Since President Obama's inaugural speech when he took on climate change, progressive groups and many Democrats have been coming up with ways he can address it.
Republicans have made it clear they have no interest in climate legislation or a carbon tax.
So, what does Obama have in mind?
He would like to see Congress pass a Clean Energy Standard that would allow utilities to decide the types of resources that would meet a target.
He plans to do "targeted and smart" investments in research and demonstration projects that can catalyze clean energy and create manufacturing jobs, and push greater efficiencies in buildings. And a key point of action is to use the upcoming corporate tax reform process to try to "level the playing field" for renewable energy, advisor Brian Deese, who is deputy director of the National Economic Council said at a conference.
"The way that corporate tax reform gets done could have a dramatic effect, long-term, about the incentives for investment in the United States for different types of technologies, renewable technologies," he says.
And there may be executive actions that don't require approval from Congress. Then there's the EPA, which can implement regulations that require power plants to cut emissions.
Bicameral Task Force Forms
Rep. Henry Waxman (D-CA) and Sen. Sheldon Whitehouse (D-RI) launched a Bicameral Task Force on Climate Change this week to raise awareness, develop effective policies and enact measures that "reduce emissions, spur new technologies and enhance resiliency to climate disruption."
In December, Barbara Boxer (S-CA) formed a climate change caucus in the Senate.
"Every day we wait, every time we allow an opportunity to reduce our carbon pollution pass us by, it becomes less likely that we will be able to prevent the worst impacts of climate change," says Waxman.
Waxman sponsored comprehensive climate legislation which passed the House in 2009, but never came up for a vote in the Senate. He's now focused on getting a carbon tax, which would "help solve the seemingly intractable problem of global warming and at the same time help solve the seemingly intractable problem of the budget deficit."
But he knows that won't happen now. Instead, if confronted by aggressive executive actions, Republicans might decide they would prefer legislation, which they could influence.
They wrote a letter to President Obama, outlining the measures he can control. The first thing is to use his State of the Union address to expand on his vision for tackling climate change.
They ask him to develop a comprehensive plan that he can quickly achieve through executive action that includes:
1. Specific steps federal agences will take to ensure US emissions are at least 17% below 2005 levels by 2020 (the goal Obama set at the UN conference in 2009.
2. Accelerate investments in clean energy technology by marshalling resources of leading scientific institutions
3. A strategy to protect the many vulnerable areas of the US from the worst effects of climate change.
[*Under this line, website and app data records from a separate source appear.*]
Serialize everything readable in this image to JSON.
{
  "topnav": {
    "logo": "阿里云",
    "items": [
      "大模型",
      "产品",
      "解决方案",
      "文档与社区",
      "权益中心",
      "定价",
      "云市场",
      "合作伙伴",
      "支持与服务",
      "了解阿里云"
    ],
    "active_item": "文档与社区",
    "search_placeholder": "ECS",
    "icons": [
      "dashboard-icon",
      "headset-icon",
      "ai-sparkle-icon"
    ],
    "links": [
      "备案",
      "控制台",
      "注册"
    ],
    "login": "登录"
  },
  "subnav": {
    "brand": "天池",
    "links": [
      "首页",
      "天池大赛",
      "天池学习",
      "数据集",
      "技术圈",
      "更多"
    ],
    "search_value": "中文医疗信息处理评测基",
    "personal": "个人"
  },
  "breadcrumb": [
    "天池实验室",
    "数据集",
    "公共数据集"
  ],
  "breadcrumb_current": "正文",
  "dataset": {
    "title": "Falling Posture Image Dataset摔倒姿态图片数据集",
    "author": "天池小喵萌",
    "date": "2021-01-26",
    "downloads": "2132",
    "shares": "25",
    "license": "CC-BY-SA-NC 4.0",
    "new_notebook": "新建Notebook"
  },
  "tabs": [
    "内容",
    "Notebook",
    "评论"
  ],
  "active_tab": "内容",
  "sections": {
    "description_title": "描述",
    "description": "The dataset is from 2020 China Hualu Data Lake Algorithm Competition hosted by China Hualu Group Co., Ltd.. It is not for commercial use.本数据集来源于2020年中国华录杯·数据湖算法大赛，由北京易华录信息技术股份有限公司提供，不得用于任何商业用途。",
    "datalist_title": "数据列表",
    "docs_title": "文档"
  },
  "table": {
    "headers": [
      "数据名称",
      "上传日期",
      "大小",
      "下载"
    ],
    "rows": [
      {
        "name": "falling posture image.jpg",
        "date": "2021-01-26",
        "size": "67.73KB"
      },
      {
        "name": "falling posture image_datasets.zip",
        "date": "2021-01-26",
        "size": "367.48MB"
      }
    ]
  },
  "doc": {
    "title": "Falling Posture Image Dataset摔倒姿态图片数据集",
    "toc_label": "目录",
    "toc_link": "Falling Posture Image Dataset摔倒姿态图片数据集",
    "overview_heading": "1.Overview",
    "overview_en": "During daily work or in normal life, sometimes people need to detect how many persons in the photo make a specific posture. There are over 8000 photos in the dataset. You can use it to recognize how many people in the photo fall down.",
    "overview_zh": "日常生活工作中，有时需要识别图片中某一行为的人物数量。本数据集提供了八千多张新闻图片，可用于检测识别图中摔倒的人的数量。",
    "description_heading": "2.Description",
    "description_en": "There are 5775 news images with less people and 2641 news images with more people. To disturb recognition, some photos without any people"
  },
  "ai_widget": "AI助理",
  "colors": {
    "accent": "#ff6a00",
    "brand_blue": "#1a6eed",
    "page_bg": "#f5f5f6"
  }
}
"During your first term you took key - and often overlooked - steps forward. The investments you made in solar and wind energy and energy efficiency under the Recovery Act invigorated US production of clean, renewable energy and helped return Americans to work. The new tailpipe standards you negotiated for automobiles will double fuel economy and produce major reductions in carbon emissions from passenger vehicles. Your Environment Protection Agency has proposed new standards for power plants. Unfortunately, these measures are likely to only get us only half the way toward the 2020 goal. A much more aggressive plan of action is needed," the letter says.
They point to the fact that fossil fuel industries are spending hundreds of millions of dollars to confuse the public - as a result, too few Americans understand the gravity and urgency of the situation, which is why presidential leadership is so necessary.
The administration has broad authority to spur research and development in clean energy, enact tighter efficiency standards through the Department of Energy, set emission limits through the Environmental Protection Agency (EPA), and many agencies could act together to reduce climate change forcers such as black carbon and methane.
The letter ends by saying, "We in Congress need your leadership most of all. Virtually all Republicans opposed comprehensive climate legislation in the 111th Congress, and they voted to strip EPA of regulatory in the last one. Progress in Congress may be so difficult or protracted that you should not hesitate to act."
Mobilize the Public
They also plan to mobilize the public to force through "barricades of denial."
"We know that meaningful carbon legislation won't pass in this Congress under the present status quo-of a Congress surrounded and barricaded by special interests, by polluters, by phony organizations set up by polluters to look like legitimate scientific organizations," says Senator Whitehouse.
"So a new factor has to be brought into that equation, and that is the clear understanding, a clear and present understanding of the American public, that this is something we have to do something about," he says.